== Segment start ==

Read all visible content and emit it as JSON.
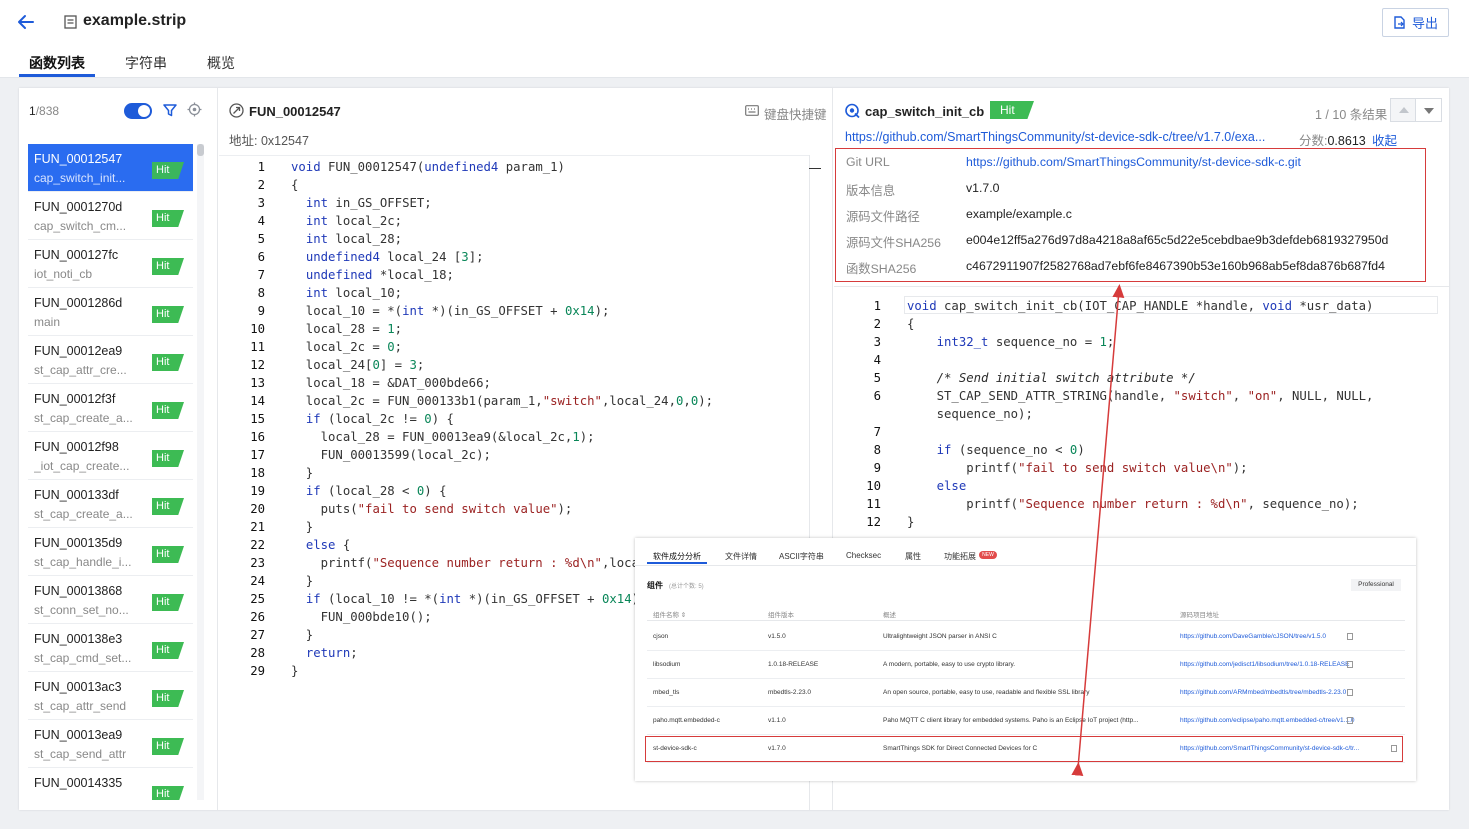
{
  "header": {
    "file_title": "example.strip",
    "export_label": "导出"
  },
  "tabs": [
    {
      "label": "函数列表",
      "active": true
    },
    {
      "label": "字符串",
      "active": false
    },
    {
      "label": "概览",
      "active": false
    }
  ],
  "function_list": {
    "current": "1",
    "total": "/838",
    "items": [
      {
        "name": "FUN_00012547",
        "sub": "cap_switch_init...",
        "badge": "Hit",
        "selected": true
      },
      {
        "name": "FUN_0001270d",
        "sub": "cap_switch_cm...",
        "badge": "Hit"
      },
      {
        "name": "FUN_000127fc",
        "sub": "iot_noti_cb",
        "badge": "Hit"
      },
      {
        "name": "FUN_0001286d",
        "sub": "main",
        "badge": "Hit"
      },
      {
        "name": "FUN_00012ea9",
        "sub": "st_cap_attr_cre...",
        "badge": "Hit"
      },
      {
        "name": "FUN_00012f3f",
        "sub": "st_cap_create_a...",
        "badge": "Hit"
      },
      {
        "name": "FUN_00012f98",
        "sub": "_iot_cap_create...",
        "badge": "Hit"
      },
      {
        "name": "FUN_000133df",
        "sub": "st_cap_create_a...",
        "badge": "Hit"
      },
      {
        "name": "FUN_000135d9",
        "sub": "st_cap_handle_i...",
        "badge": "Hit"
      },
      {
        "name": "FUN_00013868",
        "sub": "st_conn_set_no...",
        "badge": "Hit"
      },
      {
        "name": "FUN_000138e3",
        "sub": "st_cap_cmd_set...",
        "badge": "Hit"
      },
      {
        "name": "FUN_00013ac3",
        "sub": "st_cap_attr_send",
        "badge": "Hit"
      },
      {
        "name": "FUN_00013ea9",
        "sub": "st_cap_send_attr",
        "badge": "Hit"
      },
      {
        "name": "FUN_00014335",
        "sub": "",
        "badge": "Hit"
      }
    ]
  },
  "decompiled": {
    "title": "FUN_00012547",
    "address": "地址: 0x12547",
    "keyboard_label": "键盘快捷键",
    "lines": [
      "void FUN_00012547(undefined4 param_1)",
      "{",
      "  int in_GS_OFFSET;",
      "  int local_2c;",
      "  int local_28;",
      "  undefined4 local_24 [3];",
      "  undefined *local_18;",
      "  int local_10;",
      "  local_10 = *(int *)(in_GS_OFFSET + 0x14);",
      "  local_28 = 1;",
      "  local_2c = 0;",
      "  local_24[0] = 3;",
      "  local_18 = &DAT_000bde66;",
      "  local_2c = FUN_000133b1(param_1,\"switch\",local_24,0,0);",
      "  if (local_2c != 0) {",
      "    local_28 = FUN_00013ea9(&local_2c,1);",
      "    FUN_00013599(local_2c);",
      "  }",
      "  if (local_28 < 0) {",
      "    puts(\"fail to send switch value\");",
      "  }",
      "  else {",
      "    printf(\"Sequence number return : %d\\n\",local_28);",
      "  }",
      "  if (local_10 != *(int *)(in_GS_OFFSET + 0x14)) {",
      "    FUN_000bde10();",
      "  }",
      "  return;",
      "}"
    ]
  },
  "match": {
    "title": "cap_switch_init_cb",
    "badge": "Hit",
    "result_count": "1 / 10 条结果",
    "url": "https://github.com/SmartThingsCommunity/st-device-sdk-c/tree/v1.7.0/exa...",
    "score_label": "分数:",
    "score_value": "0.8613",
    "collapse_label": "收起",
    "info": [
      {
        "key": "Git URL",
        "value": "https://github.com/SmartThingsCommunity/st-device-sdk-c.git",
        "link": true
      },
      {
        "key": "版本信息",
        "value": "v1.7.0"
      },
      {
        "key": "源码文件路径",
        "value": "example/example.c"
      },
      {
        "key": "源码文件SHA256",
        "value": "e004e12ff5a276d97d8a4218a8af65c5d22e5cebdbae9b3defdeb6819327950d"
      },
      {
        "key": "函数SHA256",
        "value": "c4672911907f2582768ad7ebf6fe8467390b53e160b968ab5ef8da876b687fd4"
      }
    ],
    "source_lines": [
      {
        "n": "1",
        "t": "void cap_switch_init_cb(IOT_CAP_HANDLE *handle, void *usr_data)"
      },
      {
        "n": "2",
        "t": "{"
      },
      {
        "n": "3",
        "t": "    int32_t sequence_no = 1;"
      },
      {
        "n": "4",
        "t": ""
      },
      {
        "n": "5",
        "t": "    /* Send initial switch attribute */"
      },
      {
        "n": "6",
        "t": "    ST_CAP_SEND_ATTR_STRING(handle, \"switch\", \"on\", NULL, NULL,"
      },
      {
        "n": "",
        "t": "    sequence_no);"
      },
      {
        "n": "7",
        "t": ""
      },
      {
        "n": "8",
        "t": "    if (sequence_no < 0)"
      },
      {
        "n": "9",
        "t": "        printf(\"fail to send switch value\\n\");"
      },
      {
        "n": "10",
        "t": "    else"
      },
      {
        "n": "11",
        "t": "        printf(\"Sequence number return : %d\\n\", sequence_no);"
      },
      {
        "n": "12",
        "t": "}"
      }
    ]
  },
  "overlay": {
    "tabs": [
      "软件成分分析",
      "文件详情",
      "ASCII字符串",
      "Checksec",
      "属性",
      "功能拓展"
    ],
    "new_badge": "NEW",
    "section_title": "组件",
    "section_total": "(总计个数: 5)",
    "professional": "Professional",
    "headers": [
      "组件名称 ⇕",
      "组件版本",
      "概述",
      "源码项目地址"
    ],
    "rows": [
      {
        "name": "cjson",
        "version": "v1.5.0",
        "desc": "Ultralightweight JSON parser in ANSI C",
        "url": "https://github.com/DaveGamble/cJSON/tree/v1.5.0"
      },
      {
        "name": "libsodium",
        "version": "1.0.18-RELEASE",
        "desc": "A modern, portable, easy to use crypto library.",
        "url": "https://github.com/jedisct1/libsodium/tree/1.0.18-RELEASE"
      },
      {
        "name": "mbed_tls",
        "version": "mbedtls-2.23.0",
        "desc": "An open source, portable, easy to use, readable and flexible SSL library",
        "url": "https://github.com/ARMmbed/mbedtls/tree/mbedtls-2.23.0"
      },
      {
        "name": "paho.mqtt.embedded-c",
        "version": "v1.1.0",
        "desc": "Paho MQTT C client library for embedded systems. Paho is an Eclipse IoT project (http...",
        "url": "https://github.com/eclipse/paho.mqtt.embedded-c/tree/v1.1.0"
      },
      {
        "name": "st-device-sdk-c",
        "version": "v1.7.0",
        "desc": "SmartThings SDK for Direct Connected Devices for C",
        "url": "https://github.com/SmartThingsCommunity/st-device-sdk-c/tr..."
      }
    ]
  },
  "colors": {
    "accent": "#1e5bd9",
    "hit": "#3dbb54",
    "highlight": "#d63b3b"
  }
}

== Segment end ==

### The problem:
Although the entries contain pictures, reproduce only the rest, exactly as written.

### Exercise output:
Read all visible content and emit it as JSON.
{
  "header": {
    "file_title": "example.strip",
    "export_label": "导出"
  },
  "tabs": [
    {
      "label": "函数列表",
      "active": true
    },
    {
      "label": "字符串",
      "active": false
    },
    {
      "label": "概览",
      "active": false
    }
  ],
  "function_list": {
    "current": "1",
    "total": "/838",
    "items": [
      {
        "name": "FUN_00012547",
        "sub": "cap_switch_init...",
        "badge": "Hit",
        "selected": true
      },
      {
        "name": "FUN_0001270d",
        "sub": "cap_switch_cm...",
        "badge": "Hit"
      },
      {
        "name": "FUN_000127fc",
        "sub": "iot_noti_cb",
        "badge": "Hit"
      },
      {
        "name": "FUN_0001286d",
        "sub": "main",
        "badge": "Hit"
      },
      {
        "name": "FUN_00012ea9",
        "sub": "st_cap_attr_cre...",
        "badge": "Hit"
      },
      {
        "name": "FUN_00012f3f",
        "sub": "st_cap_create_a...",
        "badge": "Hit"
      },
      {
        "name": "FUN_00012f98",
        "sub": "_iot_cap_create...",
        "badge": "Hit"
      },
      {
        "name": "FUN_000133df",
        "sub": "st_cap_create_a...",
        "badge": "Hit"
      },
      {
        "name": "FUN_000135d9",
        "sub": "st_cap_handle_i...",
        "badge": "Hit"
      },
      {
        "name": "FUN_00013868",
        "sub": "st_conn_set_no...",
        "badge": "Hit"
      },
      {
        "name": "FUN_000138e3",
        "sub": "st_cap_cmd_set...",
        "badge": "Hit"
      },
      {
        "name": "FUN_00013ac3",
        "sub": "st_cap_attr_send",
        "badge": "Hit"
      },
      {
        "name": "FUN_00013ea9",
        "sub": "st_cap_send_attr",
        "badge": "Hit"
      },
      {
        "name": "FUN_00014335",
        "sub": "",
        "badge": "Hit"
      }
    ]
  },
  "decompiled": {
    "title": "FUN_00012547",
    "address": "地址: 0x12547",
    "keyboard_label": "键盘快捷键",
    "lines": [
      "void FUN_00012547(undefined4 param_1)",
      "{",
      "  int in_GS_OFFSET;",
      "  int local_2c;",
      "  int local_28;",
      "  undefined4 local_24 [3];",
      "  undefined *local_18;",
      "  int local_10;",
      "  local_10 = *(int *)(in_GS_OFFSET + 0x14);",
      "  local_28 = 1;",
      "  local_2c = 0;",
      "  local_24[0] = 3;",
      "  local_18 = &DAT_000bde66;",
      "  local_2c = FUN_000133b1(param_1,\"switch\",local_24,0,0);",
      "  if (local_2c != 0) {",
      "    local_28 = FUN_00013ea9(&local_2c,1);",
      "    FUN_00013599(local_2c);",
      "  }",
      "  if (local_28 < 0) {",
      "    puts(\"fail to send switch value\");",
      "  }",
      "  else {",
      "    printf(\"Sequence number return : %d\\n\",local_28);",
      "  }",
      "  if (local_10 != *(int *)(in_GS_OFFSET + 0x14)) {",
      "    FUN_000bde10();",
      "  }",
      "  return;",
      "}"
    ]
  },
  "match": {
    "title": "cap_switch_init_cb",
    "badge": "Hit",
    "result_count": "1 / 10 条结果",
    "url": "https://github.com/SmartThingsCommunity/st-device-sdk-c/tree/v1.7.0/exa...",
    "score_label": "分数:",
    "score_value": "0.8613",
    "collapse_label": "收起",
    "info": [
      {
        "key": "Git URL",
        "value": "https://github.com/SmartThingsCommunity/st-device-sdk-c.git",
        "link": true
      },
      {
        "key": "版本信息",
        "value": "v1.7.0"
      },
      {
        "key": "源码文件路径",
        "value": "example/example.c"
      },
      {
        "key": "源码文件SHA256",
        "value": "e004e12ff5a276d97d8a4218a8af65c5d22e5cebdbae9b3defdeb6819327950d"
      },
      {
        "key": "函数SHA256",
        "value": "c4672911907f2582768ad7ebf6fe8467390b53e160b968ab5ef8da876b687fd4"
      }
    ],
    "source_lines": [
      {
        "n": "1",
        "t": "void cap_switch_init_cb(IOT_CAP_HANDLE *handle, void *usr_data)"
      },
      {
        "n": "2",
        "t": "{"
      },
      {
        "n": "3",
        "t": "    int32_t sequence_no = 1;"
      },
      {
        "n": "4",
        "t": ""
      },
      {
        "n": "5",
        "t": "    /* Send initial switch attribute */"
      },
      {
        "n": "6",
        "t": "    ST_CAP_SEND_ATTR_STRING(handle, \"switch\", \"on\", NULL, NULL,"
      },
      {
        "n": "",
        "t": "    sequence_no);"
      },
      {
        "n": "7",
        "t": ""
      },
      {
        "n": "8",
        "t": "    if (sequence_no < 0)"
      },
      {
        "n": "9",
        "t": "        printf(\"fail to send switch value\\n\");"
      },
      {
        "n": "10",
        "t": "    else"
      },
      {
        "n": "11",
        "t": "        printf(\"Sequence number return : %d\\n\", sequence_no);"
      },
      {
        "n": "12",
        "t": "}"
      }
    ]
  },
  "overlay": {
    "tabs": [
      "软件成分分析",
      "文件详情",
      "ASCII字符串",
      "Checksec",
      "属性",
      "功能拓展"
    ],
    "new_badge": "NEW",
    "section_title": "组件",
    "section_total": "(总计个数: 5)",
    "professional": "Professional",
    "headers": [
      "组件名称 ⇕",
      "组件版本",
      "概述",
      "源码项目地址"
    ],
    "rows": [
      {
        "name": "cjson",
        "version": "v1.5.0",
        "desc": "Ultralightweight JSON parser in ANSI C",
        "url": "https://github.com/DaveGamble/cJSON/tree/v1.5.0"
      },
      {
        "name": "libsodium",
        "version": "1.0.18-RELEASE",
        "desc": "A modern, portable, easy to use crypto library.",
        "url": "https://github.com/jedisct1/libsodium/tree/1.0.18-RELEASE"
      },
      {
        "name": "mbed_tls",
        "version": "mbedtls-2.23.0",
        "desc": "An open source, portable, easy to use, readable and flexible SSL library",
        "url": "https://github.com/ARMmbed/mbedtls/tree/mbedtls-2.23.0"
      },
      {
        "name": "paho.mqtt.embedded-c",
        "version": "v1.1.0",
        "desc": "Paho MQTT C client library for embedded systems. Paho is an Eclipse IoT project (http...",
        "url": "https://github.com/eclipse/paho.mqtt.embedded-c/tree/v1.1.0"
      },
      {
        "name": "st-device-sdk-c",
        "version": "v1.7.0",
        "desc": "SmartThings SDK for Direct Connected Devices for C",
        "url": "https://github.com/SmartThingsCommunity/st-device-sdk-c/tr..."
      }
    ]
  },
  "colors": {
    "accent": "#1e5bd9",
    "hit": "#3dbb54",
    "highlight": "#d63b3b"
  }
}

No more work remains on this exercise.